Gary: This is not just someone sleeping at a Washington, D.C. subway station. It is actually a sting operation being carried out by D.C. Metro transit police. The person lies motionless on the platform. And as authorities hope, a thief comes up and snatches his cellphone before being promptly arrested by plain clothes police. This sort of crime certainly isn’t new. There are even videos of it on YouTube.
“iPhone and smartphones now-a-days are like catnip for criminals. Why? Well, because they’re valuable, they’re exposed, they’re easy to steal.”
Gary: Would you walk outside holding money in front of your face? Well, that is exactly what some criminals see when they see you talking on your cell phone.
U.S. Senator Charles Schumer recently announced an agreement between the FCC, the Federal Communications Commission, and the nation’s cellular providers to create a database that would be used to permanently disable stolen smartphones.
“We intend to make the black market for cellphones a black hole for would-be thieves and criminals.”
Gary: Here is how it would work. Every cellphone has a unique ID number. If that phone is stolen, it can be added to that national database and all major service providers would know not to activate the phone. These types of databases are already used in Australia and parts of Europe. And law enforcement officials say it is definitely needed here.

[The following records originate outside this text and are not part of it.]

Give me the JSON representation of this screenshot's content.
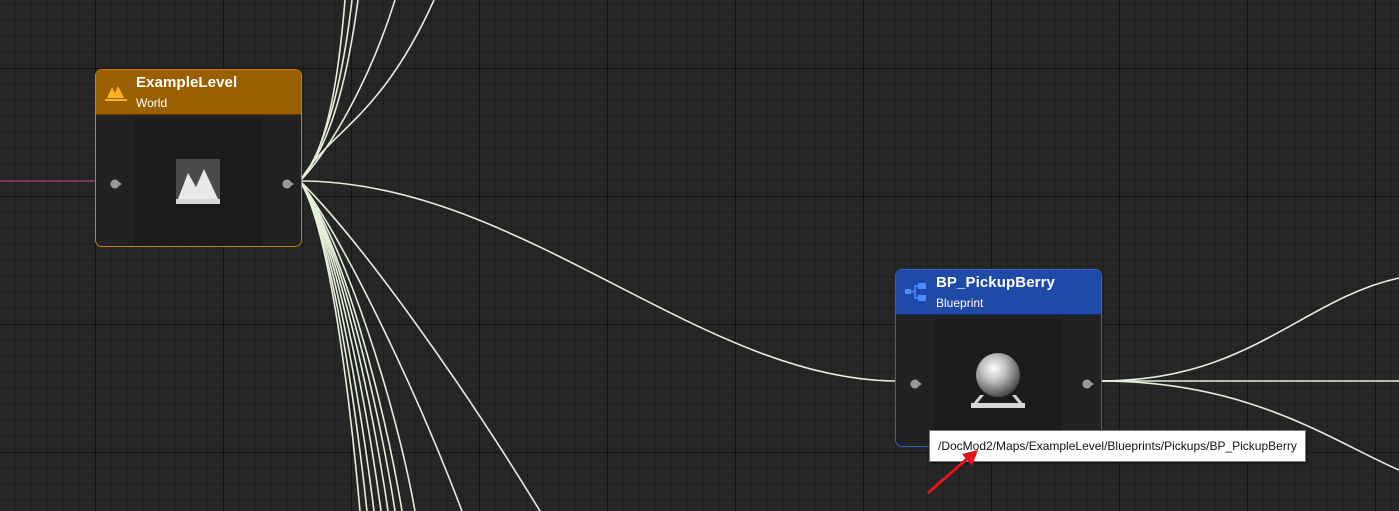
{
  "nodes": [
    {
      "id": "world-node",
      "title": "ExampleLevel",
      "subtitle": "World",
      "header_color": "#9a5f00",
      "border_color": "#c98100",
      "icon": "world-level-icon",
      "thumbnail": "level-thumbnail-icon"
    },
    {
      "id": "blueprint-node",
      "title": "BP_PickupBerry",
      "subtitle": "Blueprint",
      "header_color": "#1f4aa8",
      "border_color": "#2f5fd0",
      "icon": "blueprint-icon",
      "thumbnail": "sphere-thumbnail-icon"
    }
  ],
  "tooltip": {
    "text": "/DocMod2/Maps/ExampleLevel/Blueprints/Pickups/BP_PickupBerry"
  },
  "colors": {
    "graph_background": "#262626",
    "wire": "#e6f2dd",
    "reference_wire": "#9b3d6c",
    "annotation_arrow": "#e0141b"
  }
}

Here in New York City, cellphone thefts are soaring, from 8% of all robberies ten years ago to more than 40% today.
But there are ways to protect yourself. Make sure you are paying attention to your surroundings when you are walking and talking. And also, put a password on your phone. It will slow down criminals that try to access your information if it does get stolen.
Senator Schumer’s bill would make it a federal crime to tamper with a cellphone’s ID number, punishable by up to five years in prison.
Gary Hamilton, Channel One News.